About this exercise:
Below are the records; copy each line in which "title" can be found.

Source data: Begin

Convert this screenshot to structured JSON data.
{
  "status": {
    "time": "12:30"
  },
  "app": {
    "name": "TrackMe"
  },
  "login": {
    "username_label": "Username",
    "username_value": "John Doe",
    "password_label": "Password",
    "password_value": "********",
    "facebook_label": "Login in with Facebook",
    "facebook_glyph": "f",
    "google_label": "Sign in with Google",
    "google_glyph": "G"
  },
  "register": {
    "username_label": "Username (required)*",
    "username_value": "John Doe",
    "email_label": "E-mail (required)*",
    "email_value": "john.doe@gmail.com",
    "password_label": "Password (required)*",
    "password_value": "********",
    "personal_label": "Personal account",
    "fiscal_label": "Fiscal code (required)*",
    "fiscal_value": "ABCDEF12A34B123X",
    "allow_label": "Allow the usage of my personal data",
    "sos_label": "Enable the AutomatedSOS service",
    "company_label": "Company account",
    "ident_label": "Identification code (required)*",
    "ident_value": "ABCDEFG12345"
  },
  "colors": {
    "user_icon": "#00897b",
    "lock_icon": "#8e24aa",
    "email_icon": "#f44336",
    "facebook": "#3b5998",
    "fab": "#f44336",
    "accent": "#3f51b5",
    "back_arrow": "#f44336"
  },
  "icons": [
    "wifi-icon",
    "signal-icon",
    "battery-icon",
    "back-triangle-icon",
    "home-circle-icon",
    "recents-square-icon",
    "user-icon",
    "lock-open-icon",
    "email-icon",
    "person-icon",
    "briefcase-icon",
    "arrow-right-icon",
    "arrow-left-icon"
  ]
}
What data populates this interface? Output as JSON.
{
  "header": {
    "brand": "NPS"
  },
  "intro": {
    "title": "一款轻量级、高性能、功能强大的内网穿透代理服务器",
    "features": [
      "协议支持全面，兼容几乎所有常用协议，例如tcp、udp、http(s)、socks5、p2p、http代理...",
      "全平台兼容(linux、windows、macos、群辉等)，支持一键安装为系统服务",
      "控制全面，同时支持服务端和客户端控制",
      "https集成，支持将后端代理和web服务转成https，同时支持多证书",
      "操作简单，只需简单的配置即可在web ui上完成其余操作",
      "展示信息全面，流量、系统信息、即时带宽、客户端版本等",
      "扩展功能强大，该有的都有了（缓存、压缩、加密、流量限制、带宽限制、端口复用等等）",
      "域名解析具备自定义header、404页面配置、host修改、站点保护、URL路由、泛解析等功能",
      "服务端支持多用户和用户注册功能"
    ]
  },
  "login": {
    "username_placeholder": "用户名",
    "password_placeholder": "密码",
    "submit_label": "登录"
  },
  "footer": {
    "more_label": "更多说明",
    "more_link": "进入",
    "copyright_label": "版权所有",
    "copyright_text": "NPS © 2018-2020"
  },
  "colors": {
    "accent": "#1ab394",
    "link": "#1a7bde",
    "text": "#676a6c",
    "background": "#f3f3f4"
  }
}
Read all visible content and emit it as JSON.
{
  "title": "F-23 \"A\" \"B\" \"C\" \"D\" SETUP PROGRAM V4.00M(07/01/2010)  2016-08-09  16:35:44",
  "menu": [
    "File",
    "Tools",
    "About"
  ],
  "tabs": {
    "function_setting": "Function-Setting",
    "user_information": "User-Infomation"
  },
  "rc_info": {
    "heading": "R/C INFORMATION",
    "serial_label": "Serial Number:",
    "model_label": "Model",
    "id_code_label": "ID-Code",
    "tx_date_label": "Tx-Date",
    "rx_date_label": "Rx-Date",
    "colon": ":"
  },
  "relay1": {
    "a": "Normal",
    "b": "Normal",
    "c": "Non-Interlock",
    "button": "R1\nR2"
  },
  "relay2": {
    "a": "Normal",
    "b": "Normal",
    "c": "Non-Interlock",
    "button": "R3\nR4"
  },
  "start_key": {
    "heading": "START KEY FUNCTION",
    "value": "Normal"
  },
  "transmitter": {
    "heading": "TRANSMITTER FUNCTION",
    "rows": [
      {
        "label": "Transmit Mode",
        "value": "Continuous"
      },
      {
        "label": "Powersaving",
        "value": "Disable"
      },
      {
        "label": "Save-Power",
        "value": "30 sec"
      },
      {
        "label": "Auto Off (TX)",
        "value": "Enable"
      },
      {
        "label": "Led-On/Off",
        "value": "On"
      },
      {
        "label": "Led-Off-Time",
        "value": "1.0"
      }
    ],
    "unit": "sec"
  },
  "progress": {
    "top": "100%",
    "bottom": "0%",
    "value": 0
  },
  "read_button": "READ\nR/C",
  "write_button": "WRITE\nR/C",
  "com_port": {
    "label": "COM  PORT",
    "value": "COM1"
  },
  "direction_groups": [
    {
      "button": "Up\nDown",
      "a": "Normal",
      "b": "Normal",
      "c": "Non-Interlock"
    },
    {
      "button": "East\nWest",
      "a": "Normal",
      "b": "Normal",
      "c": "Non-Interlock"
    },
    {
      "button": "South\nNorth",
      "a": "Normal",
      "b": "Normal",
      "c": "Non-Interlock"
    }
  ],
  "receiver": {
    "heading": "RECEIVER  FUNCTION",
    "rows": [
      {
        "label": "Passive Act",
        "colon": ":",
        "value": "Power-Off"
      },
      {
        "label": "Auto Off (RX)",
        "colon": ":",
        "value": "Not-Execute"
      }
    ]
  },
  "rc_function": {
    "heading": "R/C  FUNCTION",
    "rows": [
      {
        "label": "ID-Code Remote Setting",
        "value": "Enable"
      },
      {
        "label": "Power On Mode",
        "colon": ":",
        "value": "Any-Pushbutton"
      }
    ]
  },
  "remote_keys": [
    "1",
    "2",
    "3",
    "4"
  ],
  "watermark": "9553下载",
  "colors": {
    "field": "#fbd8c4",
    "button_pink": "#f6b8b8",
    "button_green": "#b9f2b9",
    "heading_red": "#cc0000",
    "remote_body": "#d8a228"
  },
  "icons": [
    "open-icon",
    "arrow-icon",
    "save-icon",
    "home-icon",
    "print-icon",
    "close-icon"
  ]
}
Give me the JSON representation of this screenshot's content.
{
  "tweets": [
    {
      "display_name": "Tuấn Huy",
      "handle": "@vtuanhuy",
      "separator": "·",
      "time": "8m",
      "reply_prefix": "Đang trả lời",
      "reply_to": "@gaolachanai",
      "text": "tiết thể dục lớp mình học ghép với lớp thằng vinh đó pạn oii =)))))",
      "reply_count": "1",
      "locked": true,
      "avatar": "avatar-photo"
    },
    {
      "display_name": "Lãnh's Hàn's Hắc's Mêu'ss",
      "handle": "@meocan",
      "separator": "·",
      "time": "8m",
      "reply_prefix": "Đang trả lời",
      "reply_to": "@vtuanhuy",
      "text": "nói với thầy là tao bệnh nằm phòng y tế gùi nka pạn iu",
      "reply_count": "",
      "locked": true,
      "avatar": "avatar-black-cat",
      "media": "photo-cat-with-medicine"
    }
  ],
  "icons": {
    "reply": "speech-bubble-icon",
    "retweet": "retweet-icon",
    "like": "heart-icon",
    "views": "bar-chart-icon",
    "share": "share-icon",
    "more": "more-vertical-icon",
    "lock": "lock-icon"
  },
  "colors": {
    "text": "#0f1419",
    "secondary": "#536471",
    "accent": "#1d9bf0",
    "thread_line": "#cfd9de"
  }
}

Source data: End

Your solution:
    "title": "一款轻量级、高性能、功能强大的内网穿透代理服务器",
  "title": "F-23 \"A\" \"B\" \"C\" \"D\" SETUP PROGRAM V4.00M(07/01/2010)  2016-08-09  16:35:44",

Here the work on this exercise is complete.